Source material:
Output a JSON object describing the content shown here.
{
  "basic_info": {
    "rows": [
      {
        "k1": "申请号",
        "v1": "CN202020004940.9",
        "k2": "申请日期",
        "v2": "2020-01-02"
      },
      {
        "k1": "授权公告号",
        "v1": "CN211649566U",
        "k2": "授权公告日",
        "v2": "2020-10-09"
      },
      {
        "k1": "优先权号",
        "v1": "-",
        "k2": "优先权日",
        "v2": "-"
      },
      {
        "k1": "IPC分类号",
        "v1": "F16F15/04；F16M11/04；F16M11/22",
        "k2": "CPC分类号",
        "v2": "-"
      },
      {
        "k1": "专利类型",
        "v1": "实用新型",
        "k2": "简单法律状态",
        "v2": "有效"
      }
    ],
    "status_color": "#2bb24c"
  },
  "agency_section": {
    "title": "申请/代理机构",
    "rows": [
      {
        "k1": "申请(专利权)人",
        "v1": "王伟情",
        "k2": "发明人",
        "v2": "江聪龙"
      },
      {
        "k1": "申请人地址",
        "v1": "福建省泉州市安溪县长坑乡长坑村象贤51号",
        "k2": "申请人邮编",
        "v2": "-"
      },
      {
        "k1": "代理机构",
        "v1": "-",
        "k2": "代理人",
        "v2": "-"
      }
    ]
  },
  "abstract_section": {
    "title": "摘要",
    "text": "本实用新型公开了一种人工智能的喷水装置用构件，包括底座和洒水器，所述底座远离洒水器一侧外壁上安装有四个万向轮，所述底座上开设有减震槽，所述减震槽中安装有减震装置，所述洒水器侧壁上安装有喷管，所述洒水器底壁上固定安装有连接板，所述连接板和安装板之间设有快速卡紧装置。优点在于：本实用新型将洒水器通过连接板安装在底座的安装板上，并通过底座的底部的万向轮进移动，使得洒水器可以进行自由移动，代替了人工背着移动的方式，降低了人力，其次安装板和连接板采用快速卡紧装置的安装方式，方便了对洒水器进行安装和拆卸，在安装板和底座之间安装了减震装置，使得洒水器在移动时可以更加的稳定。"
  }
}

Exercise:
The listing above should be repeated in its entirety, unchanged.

Task output:
Output a JSON object describing the content shown here.
{
  "basic_info": {
    "rows": [
      {
        "k1": "申请号",
        "v1": "CN202020004940.9",
        "k2": "申请日期",
        "v2": "2020-01-02"
      },
      {
        "k1": "授权公告号",
        "v1": "CN211649566U",
        "k2": "授权公告日",
        "v2": "2020-10-09"
      },
      {
        "k1": "优先权号",
        "v1": "-",
        "k2": "优先权日",
        "v2": "-"
      },
      {
        "k1": "IPC分类号",
        "v1": "F16F15/04；F16M11/04；F16M11/22",
        "k2": "CPC分类号",
        "v2": "-"
      },
      {
        "k1": "专利类型",
        "v1": "实用新型",
        "k2": "简单法律状态",
        "v2": "有效"
      }
    ],
    "status_color": "#2bb24c"
  },
  "agency_section": {
    "title": "申请/代理机构",
    "rows": [
      {
        "k1": "申请(专利权)人",
        "v1": "王伟情",
        "k2": "发明人",
        "v2": "江聪龙"
      },
      {
        "k1": "申请人地址",
        "v1": "福建省泉州市安溪县长坑乡长坑村象贤51号",
        "k2": "申请人邮编",
        "v2": "-"
      },
      {
        "k1": "代理机构",
        "v1": "-",
        "k2": "代理人",
        "v2": "-"
      }
    ]
  },
  "abstract_section": {
    "title": "摘要",
    "text": "本实用新型公开了一种人工智能的喷水装置用构件，包括底座和洒水器，所述底座远离洒水器一侧外壁上安装有四个万向轮，所述底座上开设有减震槽，所述减震槽中安装有减震装置，所述洒水器侧壁上安装有喷管，所述洒水器底壁上固定安装有连接板，所述连接板和安装板之间设有快速卡紧装置。优点在于：本实用新型将洒水器通过连接板安装在底座的安装板上，并通过底座的底部的万向轮进移动，使得洒水器可以进行自由移动，代替了人工背着移动的方式，降低了人力，其次安装板和连接板采用快速卡紧装置的安装方式，方便了对洒水器进行安装和拆卸，在安装板和底座之间安装了减震装置，使得洒水器在移动时可以更加的稳定。"
  }
}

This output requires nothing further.